One fractal quantifies another, mathematicians find
To humor mathematicians, picture a pile of sand grains – say, a billion – in one square of a vast sheet of graph paper. If four or more grains occupy a single square, that square topples by sending one grain to each of its four neighboring squares.
Keep zooming out so the squares become very small, and something strange happens – the sand still "remembers" that it used to live on a square lattice, and a distinctive pattern emerges. Beautiful to boot, this phenomenon, which has stumped mathematicians for decades, is called the Abelian sandpile fractal.
Cornell mathematicians offer a new way of seeing this fractal, by quantifying how its formation depends on that original square grid. This quantification might reveal new insights into the concept of "self-organized criticality," which is when a few simple rules result in complex patterns. It turns out this quantification is another fractal, one more familiar to the math world, called an Apollonian circle packing.

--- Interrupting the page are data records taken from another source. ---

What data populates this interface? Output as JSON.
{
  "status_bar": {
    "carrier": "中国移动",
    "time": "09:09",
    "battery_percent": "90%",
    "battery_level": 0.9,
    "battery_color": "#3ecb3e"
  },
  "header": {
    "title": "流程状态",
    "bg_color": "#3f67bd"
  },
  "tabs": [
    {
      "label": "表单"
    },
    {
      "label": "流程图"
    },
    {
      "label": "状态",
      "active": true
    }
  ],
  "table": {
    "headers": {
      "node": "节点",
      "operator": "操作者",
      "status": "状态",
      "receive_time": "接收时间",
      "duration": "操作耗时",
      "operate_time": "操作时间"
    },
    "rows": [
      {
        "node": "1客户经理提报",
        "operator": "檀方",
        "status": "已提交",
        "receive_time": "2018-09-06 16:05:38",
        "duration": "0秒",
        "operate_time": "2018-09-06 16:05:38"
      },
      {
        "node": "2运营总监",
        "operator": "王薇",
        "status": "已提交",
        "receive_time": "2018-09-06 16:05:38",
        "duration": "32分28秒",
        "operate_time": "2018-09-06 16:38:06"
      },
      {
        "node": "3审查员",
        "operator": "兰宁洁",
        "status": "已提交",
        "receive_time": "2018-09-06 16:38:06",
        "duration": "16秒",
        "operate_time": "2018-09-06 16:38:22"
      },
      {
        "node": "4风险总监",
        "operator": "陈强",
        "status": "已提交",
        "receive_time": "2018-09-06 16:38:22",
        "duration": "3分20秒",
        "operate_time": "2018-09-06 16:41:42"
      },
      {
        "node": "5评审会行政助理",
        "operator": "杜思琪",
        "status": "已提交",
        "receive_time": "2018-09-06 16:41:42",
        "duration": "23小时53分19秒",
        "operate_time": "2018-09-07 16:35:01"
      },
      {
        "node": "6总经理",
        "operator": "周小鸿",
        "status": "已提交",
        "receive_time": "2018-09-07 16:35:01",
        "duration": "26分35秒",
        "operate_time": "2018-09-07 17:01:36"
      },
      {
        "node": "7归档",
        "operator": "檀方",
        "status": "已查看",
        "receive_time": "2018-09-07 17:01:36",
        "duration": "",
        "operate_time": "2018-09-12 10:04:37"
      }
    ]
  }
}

This new quantification is detailed in a paper, submitted for publication, by Lionel Levine and Charlie Smart, both Cornell assistant professors of mathematics, and Wesley Pegden of Carnegie Mellon University.
"We're trying to figure out why this simple rule produces such a complicated fractal," Levine said. Studying such outcomes could apply to many kinds of self-organized systems – for example, the way wildfires spread, or how earthquakes cluster around specific fault lines.
"We can't say exactly when an earthquake will occur," Levine said. "That's because the systems are incredibly complicated. One thing that would help improve predictions would be if we knew what particular details in the fault system to focus on – which are relevant and which are unimportant."
In the sandpile fractal, the detail that might seem unimportant – the fact that it started out on a square grid – actually is crucial, Levine said. And the Apollonian circle packing measures the sandpile fractal's "memory" of that grid.
"No one ever expected that these two fractals would be connected," Smart said. "The fact that they are is spectacular."
Provided by Cornell University